> Problem requirements
From the listing below, extract each entry exactly as written, minus the images.

== Information provided

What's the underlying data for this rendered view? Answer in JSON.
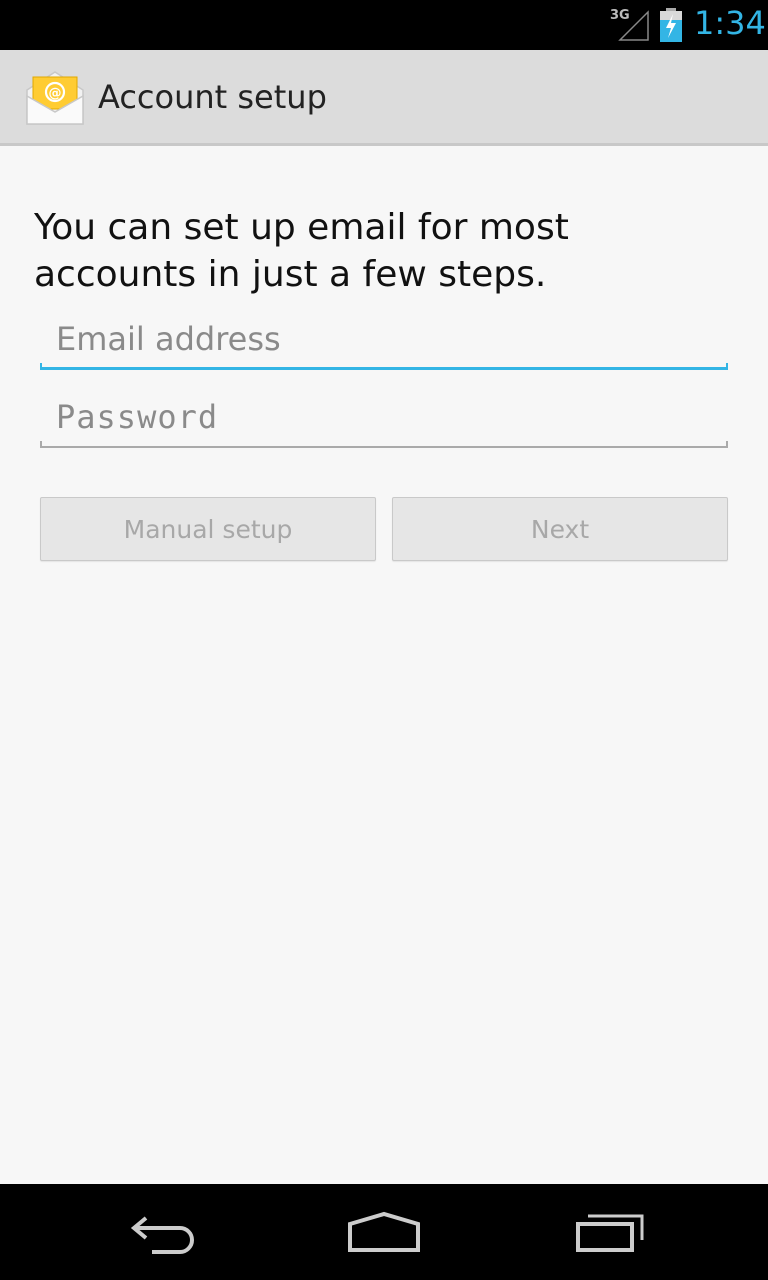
{
  "status_bar": {
    "network_type": "3G",
    "time": "1:34",
    "clock_color": "#33b5e5",
    "icons": [
      "signal-icon",
      "battery-charging-icon"
    ]
  },
  "action_bar": {
    "title": "Account setup",
    "icon": "email-app-icon"
  },
  "form": {
    "intro": "You can set up email for most accounts in just a few steps.",
    "email_placeholder": "Email address",
    "email_value": "",
    "password_placeholder": "Password",
    "password_value": ""
  },
  "buttons": {
    "manual_setup": "Manual setup",
    "next": "Next"
  },
  "nav_bar": {
    "icons": [
      "back-icon",
      "home-icon",
      "recent-apps-icon"
    ]
  },
  "colors": {
    "accent": "#33b5e5",
    "action_bar_bg": "#dcdcdc",
    "background": "#f7f7f7",
    "disabled_text": "#a8a8a8"
  }
}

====

> Solution to the exercise
What's the underlying data for this rendered view? Answer in JSON.
{
  "status_bar": {
    "network_type": "3G",
    "time": "1:34",
    "clock_color": "#33b5e5",
    "icons": [
      "signal-icon",
      "battery-charging-icon"
    ]
  },
  "action_bar": {
    "title": "Account setup",
    "icon": "email-app-icon"
  },
  "form": {
    "intro": "You can set up email for most accounts in just a few steps.",
    "email_placeholder": "Email address",
    "email_value": "",
    "password_placeholder": "Password",
    "password_value": ""
  },
  "buttons": {
    "manual_setup": "Manual setup",
    "next": "Next"
  },
  "nav_bar": {
    "icons": [
      "back-icon",
      "home-icon",
      "recent-apps-icon"
    ]
  },
  "colors": {
    "accent": "#33b5e5",
    "action_bar_bg": "#dcdcdc",
    "background": "#f7f7f7",
    "disabled_text": "#a8a8a8"
  }
}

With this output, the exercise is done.